The final results are practically the same obtained in the training using the validation set. With an accuracy of 97.59% and a good performance thanks to using the graphics card, we can say that we built an excellent model that would be able to work with real data. We see that the slight difference between the number of fresh and rotten apples hasn't affected the training as we achieved a great f1-score.

However, we shouldn't discard the other ones if we hadn't the CNN, especially the Random Forest and the Support Vector Classifier, as both achieved an acceptable accuracy over the 80% and a good ROC AUC score. Besides, to be able to train and compare the models in a reasonable time, we had ought to work in grayscale, removing two channels of color. That surely had an impact on the performance of these models. We have also limited the number of hyperparameters to tune for this reason.
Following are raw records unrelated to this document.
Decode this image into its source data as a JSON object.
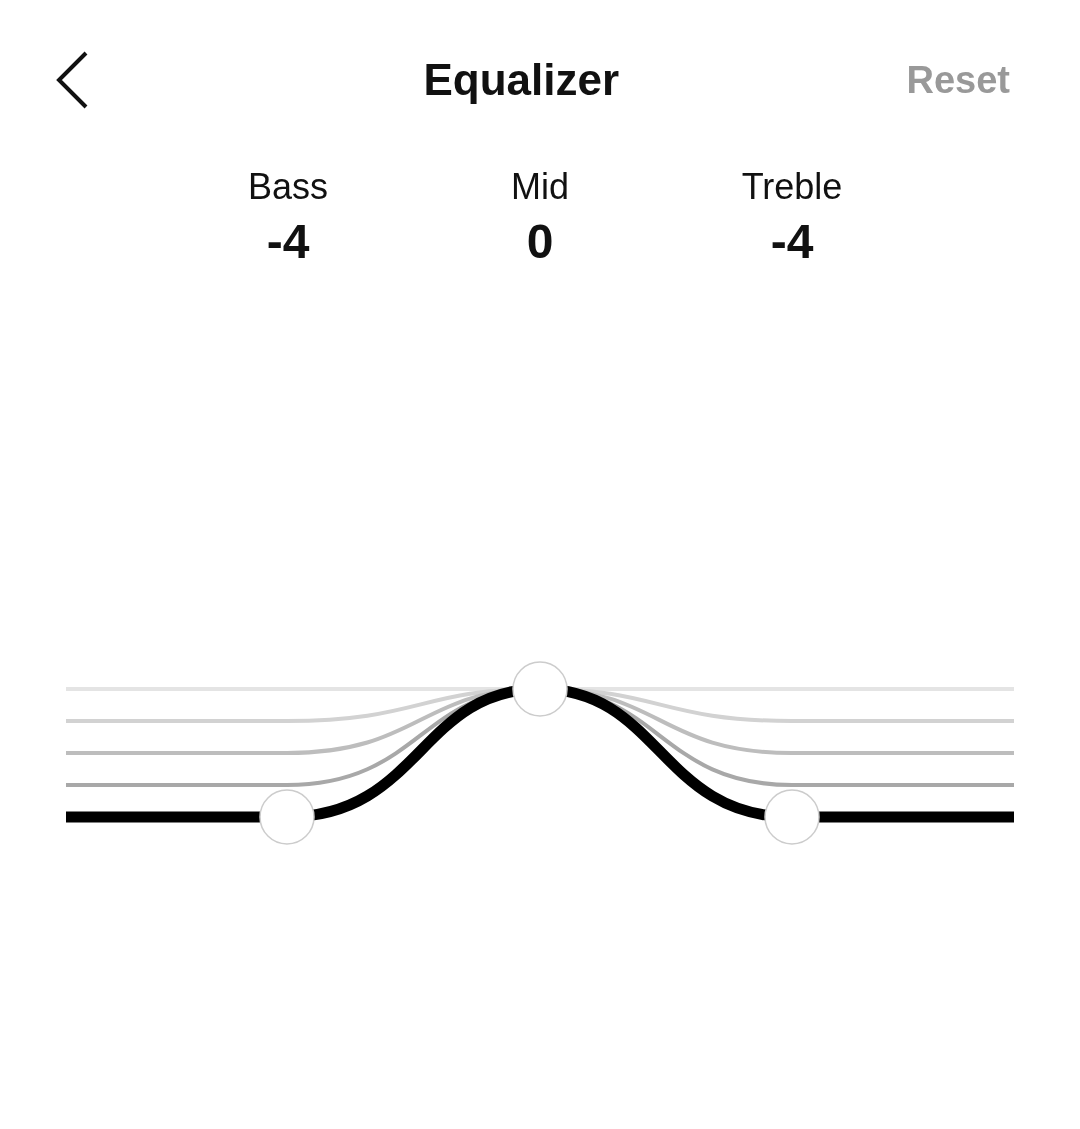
{
  "header": {
    "title": "Equalizer",
    "reset": {
      "label": "Reset",
      "disabled": true
    }
  },
  "bands": [
    {
      "label": "Bass",
      "value": "-4",
      "level": 0
    },
    {
      "label": "Mid",
      "value": "0",
      "level": 1
    },
    {
      "label": "Treble",
      "value": "-4",
      "level": 0
    }
  ]
}
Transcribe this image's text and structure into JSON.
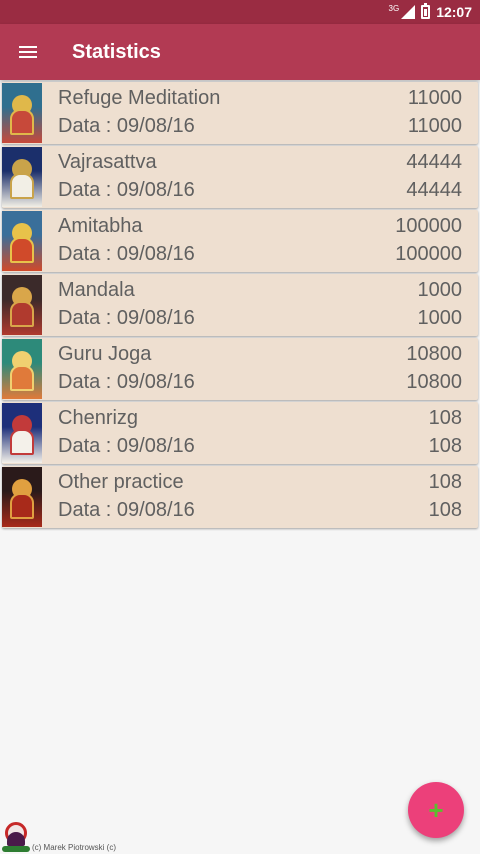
{
  "status_bar": {
    "network": "3G",
    "time": "12:07"
  },
  "app_bar": {
    "title": "Statistics"
  },
  "items": [
    {
      "name": "Refuge Meditation",
      "count": "11000",
      "date_label": "Data : 09/08/16",
      "date_count": "11000",
      "colors": [
        "#2f6f8f",
        "#c7493a",
        "#e0b84a"
      ]
    },
    {
      "name": "Vajrasattva",
      "count": "44444",
      "date_label": "Data : 09/08/16",
      "date_count": "44444",
      "colors": [
        "#1b2f6b",
        "#f2efe6",
        "#c9a34a"
      ]
    },
    {
      "name": "Amitabha",
      "count": "100000",
      "date_label": "Data : 09/08/16",
      "date_count": "100000",
      "colors": [
        "#3a6f9a",
        "#d04a2a",
        "#e8c24a"
      ]
    },
    {
      "name": "Mandala",
      "count": "1000",
      "date_label": "Data : 09/08/16",
      "date_count": "1000",
      "colors": [
        "#3b2a2a",
        "#b03a2e",
        "#d9a64a"
      ]
    },
    {
      "name": "Guru Joga",
      "count": "10800",
      "date_label": "Data : 09/08/16",
      "date_count": "10800",
      "colors": [
        "#2d8a7a",
        "#e07a3a",
        "#f0d070"
      ]
    },
    {
      "name": "Chenrizg",
      "count": "108",
      "date_label": "Data : 09/08/16",
      "date_count": "108",
      "colors": [
        "#1d2f7a",
        "#f4f1ea",
        "#c23a3a"
      ]
    },
    {
      "name": "Other practice",
      "count": "108",
      "date_label": "Data : 09/08/16",
      "date_count": "108",
      "colors": [
        "#2a1a1a",
        "#a82a1a",
        "#e0a040"
      ]
    }
  ],
  "fab": {
    "icon": "plus-icon",
    "symbol": "+"
  },
  "footer": {
    "copyright": "(c) Marek Piotrowski (c)"
  }
}
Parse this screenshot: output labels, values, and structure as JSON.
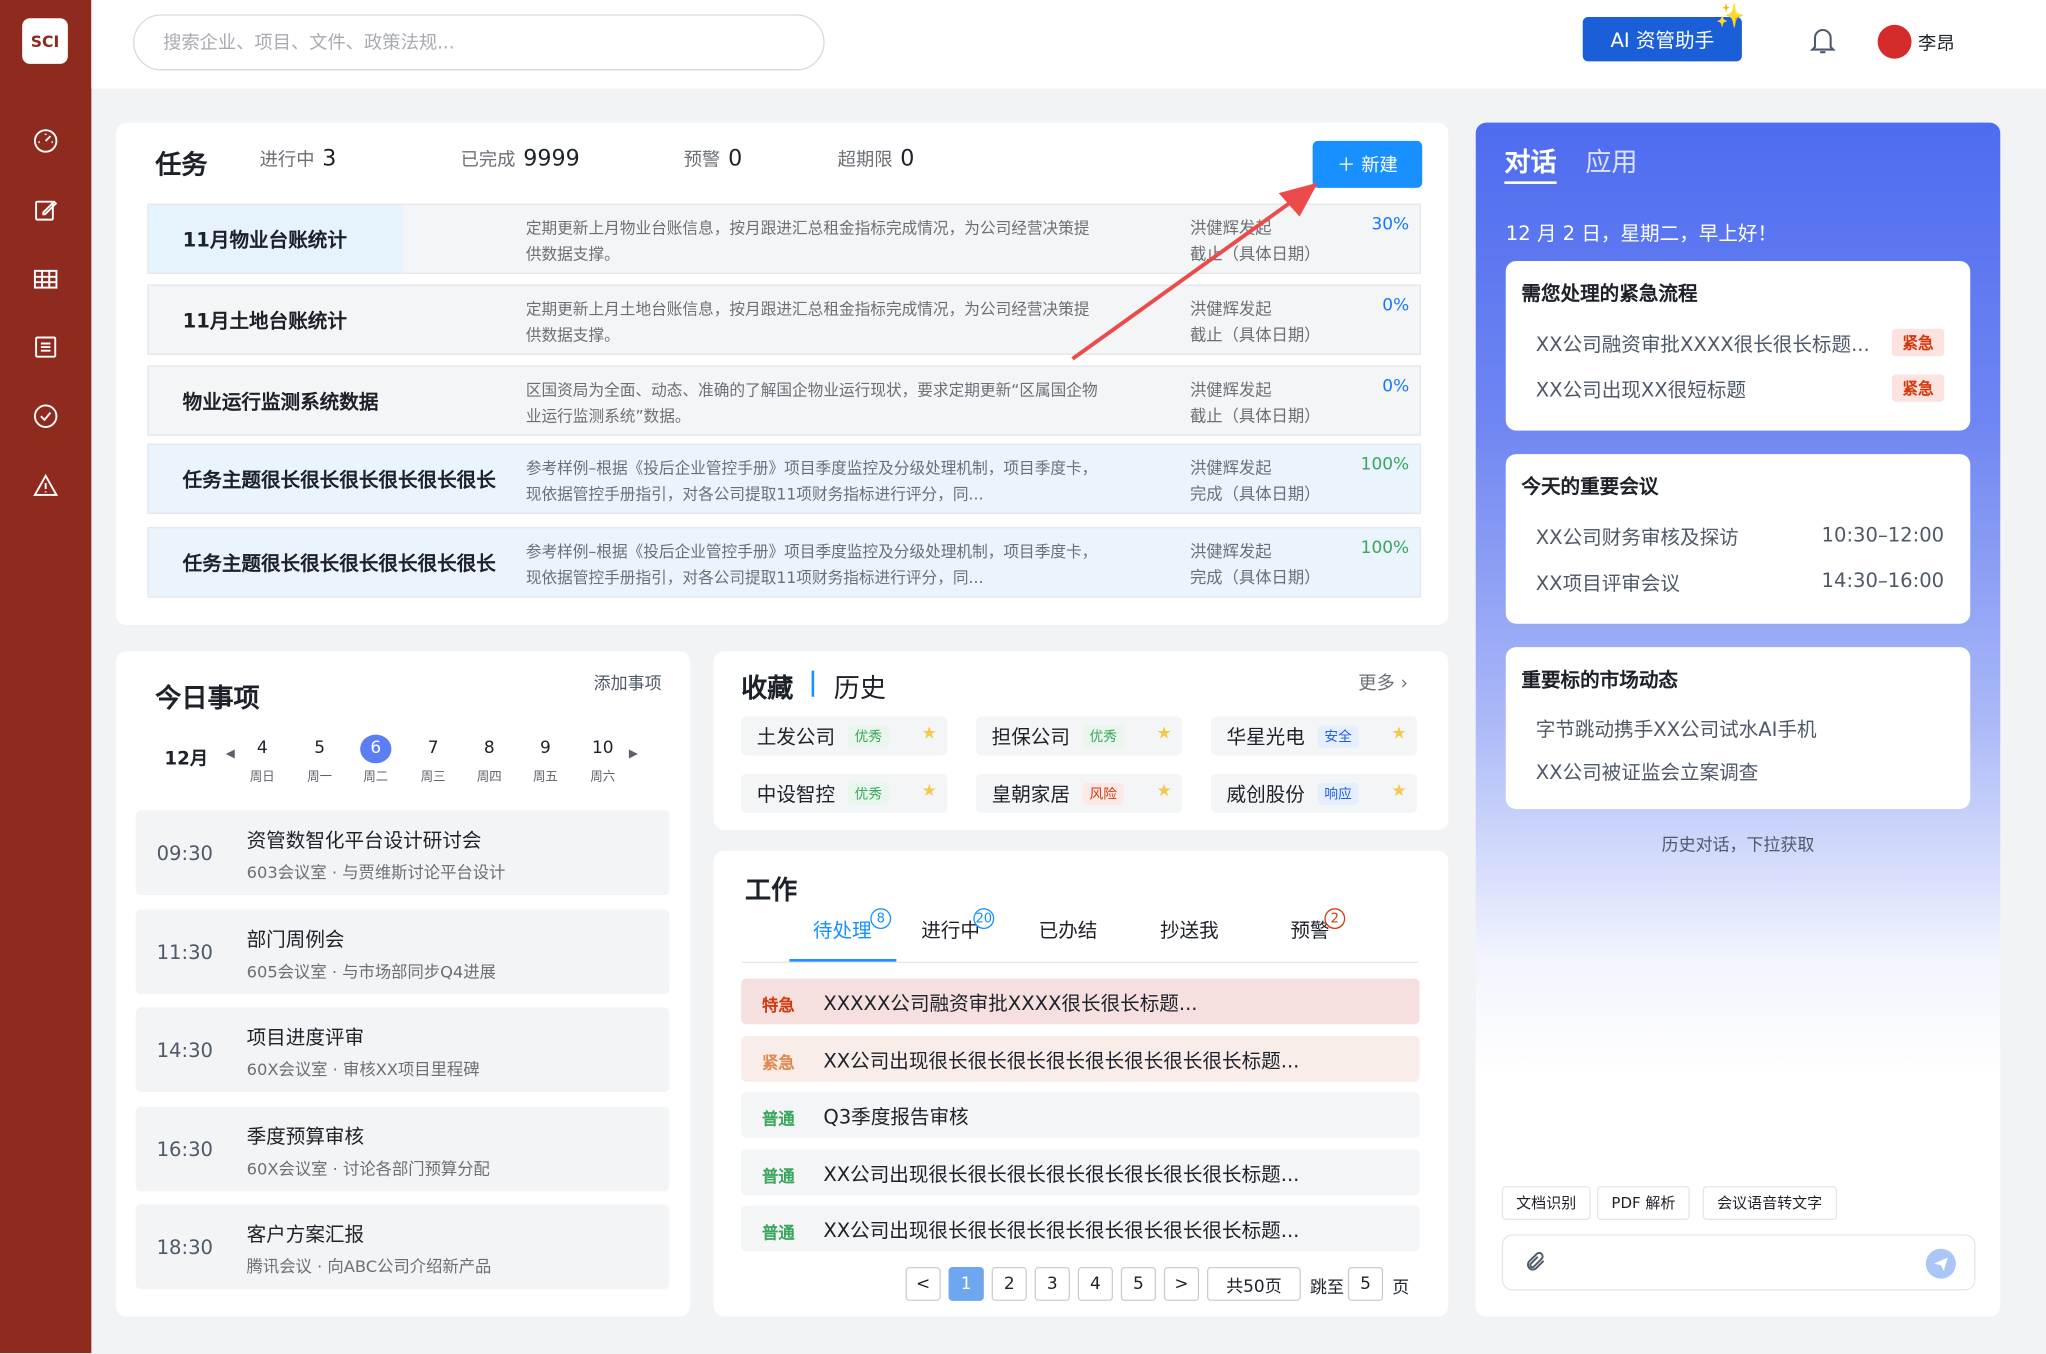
{
  "app": {
    "logo": "SCI",
    "user_name": "李昂",
    "ai_button": "AI 资管助手",
    "accent": "#1890ff",
    "sidebar_color": "#8f2a1f"
  },
  "search": {
    "placeholder": "搜索企业、项目、文件、政策法规..."
  },
  "sidebar": {
    "icons": [
      "dashboard-icon",
      "edit-icon",
      "table-icon",
      "list-icon",
      "check-circle-icon",
      "warning-icon"
    ]
  },
  "tasks": {
    "title": "任务",
    "stats": [
      {
        "label": "进行中",
        "value": "3"
      },
      {
        "label": "已完成",
        "value": "9999"
      },
      {
        "label": "预警",
        "value": "0"
      },
      {
        "label": "超期限",
        "value": "0"
      }
    ],
    "new_label": "＋ 新建",
    "rows": [
      {
        "title": "11月物业台账统计",
        "desc": "定期更新上月物业台账信息，按月跟进汇总租金指标完成情况，为公司经营决策提供数据支撑。",
        "who": "洪健辉发起",
        "status": "截止（具体日期）",
        "progress": "30%"
      },
      {
        "title": "11月土地台账统计",
        "desc": "定期更新上月土地台账信息，按月跟进汇总租金指标完成情况，为公司经营决策提供数据支撑。",
        "who": "洪健辉发起",
        "status": "截止（具体日期）",
        "progress": "0%"
      },
      {
        "title": "物业运行监测系统数据",
        "desc": "区国资局为全面、动态、准确的了解国企物业运行现状，要求定期更新“区属国企物业运行监测系统”数据。",
        "who": "洪健辉发起",
        "status": "截止（具体日期）",
        "progress": "0%"
      },
      {
        "title": "任务主题很长很长很长很长很长很长",
        "desc": "参考样例–根据《投后企业管控手册》项目季度监控及分级处理机制，项目季度卡，现依据管控手册指引，对各公司提取11项财务指标进行评分，同...",
        "who": "洪健辉发起",
        "status": "完成（具体日期）",
        "progress": "100%"
      },
      {
        "title": "任务主题很长很长很长很长很长很长",
        "desc": "参考样例–根据《投后企业管控手册》项目季度监控及分级处理机制，项目季度卡，现依据管控手册指引，对各公司提取11项财务指标进行评分，同...",
        "who": "洪健辉发起",
        "status": "完成（具体日期）",
        "progress": "100%"
      }
    ]
  },
  "today": {
    "title": "今日事项",
    "add_label": "添加事项",
    "month": "12月",
    "days": [
      {
        "n": "4",
        "w": "周日"
      },
      {
        "n": "5",
        "w": "周一"
      },
      {
        "n": "6",
        "w": "周二"
      },
      {
        "n": "7",
        "w": "周三"
      },
      {
        "n": "8",
        "w": "周四"
      },
      {
        "n": "9",
        "w": "周五"
      },
      {
        "n": "10",
        "w": "周六"
      }
    ],
    "events": [
      {
        "time": "09:30",
        "title": "资管数智化平台设计研讨会",
        "sub": "603会议室 · 与贾维斯讨论平台设计"
      },
      {
        "time": "11:30",
        "title": "部门周例会",
        "sub": "605会议室 · 与市场部同步Q4进展"
      },
      {
        "time": "14:30",
        "title": "项目进度评审",
        "sub": "60X会议室 · 审核XX项目里程碑"
      },
      {
        "time": "16:30",
        "title": "季度预算审核",
        "sub": "60X会议室 · 讨论各部门预算分配"
      },
      {
        "time": "18:30",
        "title": "客户方案汇报",
        "sub": "腾讯会议 · 向ABC公司介绍新产品"
      }
    ]
  },
  "favorites": {
    "tab1": "收藏",
    "tab2": "历史",
    "more": "更多",
    "items": [
      {
        "name": "土发公司",
        "tag": "优秀"
      },
      {
        "name": "担保公司",
        "tag": "优秀"
      },
      {
        "name": "华星光电",
        "tag": "安全"
      },
      {
        "name": "中设智控",
        "tag": "优秀"
      },
      {
        "name": "皇朝家居",
        "tag": "风险"
      },
      {
        "name": "威创股份",
        "tag": "响应"
      }
    ]
  },
  "work": {
    "title": "工作",
    "tabs": [
      {
        "label": "待处理",
        "badge": "8"
      },
      {
        "label": "进行中",
        "badge": "20"
      },
      {
        "label": "已办结",
        "badge": ""
      },
      {
        "label": "抄送我",
        "badge": ""
      },
      {
        "label": "预警",
        "badge": "2"
      }
    ],
    "rows": [
      {
        "level": "特急",
        "title": "XXXXX公司融资审批XXXX很长很长标题..."
      },
      {
        "level": "紧急",
        "title": "XX公司出现很长很长很长很长很长很长很长很长标题..."
      },
      {
        "level": "普通",
        "title": "Q3季度报告审核"
      },
      {
        "level": "普通",
        "title": "XX公司出现很长很长很长很长很长很长很长很长标题..."
      },
      {
        "level": "普通",
        "title": "XX公司出现很长很长很长很长很长很长很长很长标题..."
      }
    ],
    "pagination": {
      "prev": "<",
      "pages": [
        "1",
        "2",
        "3",
        "4",
        "5"
      ],
      "next": ">",
      "total": "共50页",
      "jump": "跳至",
      "jump_value": "5",
      "unit": "页"
    }
  },
  "chat": {
    "tab1": "对话",
    "tab2": "应用",
    "greeting": "12 月 2 日，星期二，早上好！",
    "urgent": {
      "title": "需您处理的紧急流程",
      "items": [
        {
          "text": "XX公司融资审批XXXX很长很长标题...",
          "tag": "紧急"
        },
        {
          "text": "XX公司出现XX很短标题",
          "tag": "紧急"
        }
      ]
    },
    "meetings": {
      "title": "今天的重要会议",
      "items": [
        {
          "text": "XX公司财务审核及探访",
          "time": "10:30–12:00"
        },
        {
          "text": "XX项目评审会议",
          "time": "14:30–16:00"
        }
      ]
    },
    "market": {
      "title": "重要标的市场动态",
      "items": [
        "字节跳动携手XX公司试水AI手机",
        "XX公司被证监会立案调查"
      ]
    },
    "history_hint": "历史对话，下拉获取",
    "tools": [
      "文档识别",
      "PDF 解析",
      "会议语音转文字"
    ]
  }
}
It would be interesting in the subsequent work to train these same models with all the three channels and to tune the hyperparameters to get the most out of them.

As a final conclusion, this comparison shows the potential of the Convolutional Neural Networks and why it's vastly used nowadays in computer vision.